Page and application data records
------------------------------------------------------------------------

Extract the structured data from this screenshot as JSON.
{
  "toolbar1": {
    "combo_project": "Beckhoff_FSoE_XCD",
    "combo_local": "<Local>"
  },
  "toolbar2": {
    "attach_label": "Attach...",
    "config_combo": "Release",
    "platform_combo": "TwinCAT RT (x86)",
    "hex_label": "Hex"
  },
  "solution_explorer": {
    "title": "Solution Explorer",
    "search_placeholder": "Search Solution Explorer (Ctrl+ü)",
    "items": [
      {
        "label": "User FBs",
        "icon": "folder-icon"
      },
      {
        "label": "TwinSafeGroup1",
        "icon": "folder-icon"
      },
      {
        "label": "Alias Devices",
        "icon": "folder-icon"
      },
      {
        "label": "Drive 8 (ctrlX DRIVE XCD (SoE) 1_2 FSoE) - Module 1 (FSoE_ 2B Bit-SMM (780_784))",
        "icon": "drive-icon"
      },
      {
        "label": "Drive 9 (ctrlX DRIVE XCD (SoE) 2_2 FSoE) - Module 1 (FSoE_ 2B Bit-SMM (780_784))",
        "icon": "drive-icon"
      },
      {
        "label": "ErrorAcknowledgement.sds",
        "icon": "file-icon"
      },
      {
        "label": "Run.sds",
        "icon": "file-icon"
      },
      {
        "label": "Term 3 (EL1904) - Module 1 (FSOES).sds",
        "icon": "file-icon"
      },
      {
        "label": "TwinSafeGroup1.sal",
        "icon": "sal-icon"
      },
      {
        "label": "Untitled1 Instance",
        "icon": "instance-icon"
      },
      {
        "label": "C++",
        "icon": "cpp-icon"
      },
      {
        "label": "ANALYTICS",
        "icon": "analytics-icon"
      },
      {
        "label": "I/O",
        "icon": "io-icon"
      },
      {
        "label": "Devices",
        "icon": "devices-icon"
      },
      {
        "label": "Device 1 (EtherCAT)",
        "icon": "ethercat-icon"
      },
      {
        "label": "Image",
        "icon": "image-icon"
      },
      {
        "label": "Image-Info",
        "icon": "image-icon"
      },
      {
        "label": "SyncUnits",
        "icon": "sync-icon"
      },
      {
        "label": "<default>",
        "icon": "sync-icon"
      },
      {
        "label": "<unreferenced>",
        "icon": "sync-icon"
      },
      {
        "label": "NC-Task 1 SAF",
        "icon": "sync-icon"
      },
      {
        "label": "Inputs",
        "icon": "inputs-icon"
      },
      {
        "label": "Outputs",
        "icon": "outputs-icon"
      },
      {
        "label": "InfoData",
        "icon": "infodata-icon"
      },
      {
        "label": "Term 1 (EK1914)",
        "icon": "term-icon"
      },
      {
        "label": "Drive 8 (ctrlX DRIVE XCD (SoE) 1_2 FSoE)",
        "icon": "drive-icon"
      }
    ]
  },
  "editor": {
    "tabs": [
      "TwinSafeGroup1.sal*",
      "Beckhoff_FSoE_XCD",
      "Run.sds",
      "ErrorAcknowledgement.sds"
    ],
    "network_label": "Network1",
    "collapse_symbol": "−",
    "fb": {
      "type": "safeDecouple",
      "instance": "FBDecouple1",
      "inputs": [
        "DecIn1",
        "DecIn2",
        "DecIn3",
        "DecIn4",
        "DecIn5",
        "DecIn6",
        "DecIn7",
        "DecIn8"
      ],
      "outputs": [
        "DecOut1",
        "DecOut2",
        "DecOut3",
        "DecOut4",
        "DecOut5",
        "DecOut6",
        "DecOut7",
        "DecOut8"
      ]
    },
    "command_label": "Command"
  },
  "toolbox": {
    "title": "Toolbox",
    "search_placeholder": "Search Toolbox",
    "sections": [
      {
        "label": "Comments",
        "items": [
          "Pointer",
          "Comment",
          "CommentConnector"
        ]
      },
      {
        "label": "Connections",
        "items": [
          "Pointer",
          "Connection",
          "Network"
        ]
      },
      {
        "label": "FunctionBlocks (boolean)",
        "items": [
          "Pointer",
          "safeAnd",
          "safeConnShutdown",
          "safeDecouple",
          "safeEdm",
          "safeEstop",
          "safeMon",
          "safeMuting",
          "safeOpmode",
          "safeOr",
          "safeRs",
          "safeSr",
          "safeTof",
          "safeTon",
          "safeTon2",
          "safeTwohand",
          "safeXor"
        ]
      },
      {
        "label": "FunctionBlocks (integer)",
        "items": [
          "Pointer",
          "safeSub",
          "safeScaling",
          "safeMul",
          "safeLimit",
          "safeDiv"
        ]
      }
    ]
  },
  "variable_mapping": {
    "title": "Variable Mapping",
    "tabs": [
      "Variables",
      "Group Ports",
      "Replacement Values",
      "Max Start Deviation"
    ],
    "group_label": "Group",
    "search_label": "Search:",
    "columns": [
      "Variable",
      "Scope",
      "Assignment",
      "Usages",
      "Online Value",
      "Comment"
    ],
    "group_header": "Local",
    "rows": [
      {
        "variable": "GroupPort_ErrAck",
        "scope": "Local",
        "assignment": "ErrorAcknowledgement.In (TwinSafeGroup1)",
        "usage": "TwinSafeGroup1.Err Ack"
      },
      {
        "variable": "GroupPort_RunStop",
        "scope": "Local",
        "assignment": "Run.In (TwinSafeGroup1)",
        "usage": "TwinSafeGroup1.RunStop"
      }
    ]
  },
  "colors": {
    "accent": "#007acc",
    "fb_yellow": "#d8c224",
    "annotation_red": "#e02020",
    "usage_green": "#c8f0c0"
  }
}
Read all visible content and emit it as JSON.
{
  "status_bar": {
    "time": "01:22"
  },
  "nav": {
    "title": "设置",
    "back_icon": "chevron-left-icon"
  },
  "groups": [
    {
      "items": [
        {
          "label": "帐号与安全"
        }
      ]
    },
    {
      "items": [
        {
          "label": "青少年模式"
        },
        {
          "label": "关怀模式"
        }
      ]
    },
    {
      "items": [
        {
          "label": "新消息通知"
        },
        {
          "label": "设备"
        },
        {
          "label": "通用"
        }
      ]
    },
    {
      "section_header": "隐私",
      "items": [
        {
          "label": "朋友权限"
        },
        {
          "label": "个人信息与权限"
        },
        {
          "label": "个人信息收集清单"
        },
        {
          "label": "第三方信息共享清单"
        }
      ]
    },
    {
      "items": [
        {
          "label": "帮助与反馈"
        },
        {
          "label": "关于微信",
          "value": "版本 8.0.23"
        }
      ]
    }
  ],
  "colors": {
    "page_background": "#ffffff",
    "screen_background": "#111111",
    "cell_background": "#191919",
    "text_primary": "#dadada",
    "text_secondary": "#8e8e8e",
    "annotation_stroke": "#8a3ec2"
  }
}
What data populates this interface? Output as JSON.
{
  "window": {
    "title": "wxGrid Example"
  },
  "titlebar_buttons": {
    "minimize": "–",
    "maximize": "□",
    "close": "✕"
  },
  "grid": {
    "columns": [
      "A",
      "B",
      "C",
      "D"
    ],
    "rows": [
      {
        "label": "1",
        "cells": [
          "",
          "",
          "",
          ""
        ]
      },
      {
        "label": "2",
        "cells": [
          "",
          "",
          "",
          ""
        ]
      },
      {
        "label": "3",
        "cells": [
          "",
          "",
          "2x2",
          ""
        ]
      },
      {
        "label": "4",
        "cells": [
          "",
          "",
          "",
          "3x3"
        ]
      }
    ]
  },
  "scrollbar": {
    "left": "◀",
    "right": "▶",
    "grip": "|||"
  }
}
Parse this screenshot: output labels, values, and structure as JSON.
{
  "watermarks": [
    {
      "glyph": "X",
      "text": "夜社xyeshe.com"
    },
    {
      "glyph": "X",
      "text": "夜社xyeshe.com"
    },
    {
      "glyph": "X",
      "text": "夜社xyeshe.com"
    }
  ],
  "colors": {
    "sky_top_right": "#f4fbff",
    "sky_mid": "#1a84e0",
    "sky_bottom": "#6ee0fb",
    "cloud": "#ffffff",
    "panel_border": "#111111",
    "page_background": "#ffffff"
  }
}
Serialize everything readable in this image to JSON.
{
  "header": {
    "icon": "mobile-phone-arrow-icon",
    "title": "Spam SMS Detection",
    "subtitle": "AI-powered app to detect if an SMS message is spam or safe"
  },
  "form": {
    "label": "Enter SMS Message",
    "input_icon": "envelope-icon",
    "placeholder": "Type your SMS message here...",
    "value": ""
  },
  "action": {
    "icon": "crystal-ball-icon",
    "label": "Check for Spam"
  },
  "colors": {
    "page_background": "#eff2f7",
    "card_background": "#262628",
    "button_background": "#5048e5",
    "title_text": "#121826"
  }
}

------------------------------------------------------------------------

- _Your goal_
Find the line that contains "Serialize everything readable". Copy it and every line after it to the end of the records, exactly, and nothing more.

- _Your solution_
Serialize everything readable in this image to JSON.
{
  "header": {
    "icon": "mobile-phone-arrow-icon",
    "title": "Spam SMS Detection",
    "subtitle": "AI-powered app to detect if an SMS message is spam or safe"
  },
  "form": {
    "label": "Enter SMS Message",
    "input_icon": "envelope-icon",
    "placeholder": "Type your SMS message here...",
    "value": ""
  },
  "action": {
    "icon": "crystal-ball-icon",
    "label": "Check for Spam"
  },
  "colors": {
    "page_background": "#eff2f7",
    "card_background": "#262628",
    "button_background": "#5048e5",
    "title_text": "#121826"
  }
}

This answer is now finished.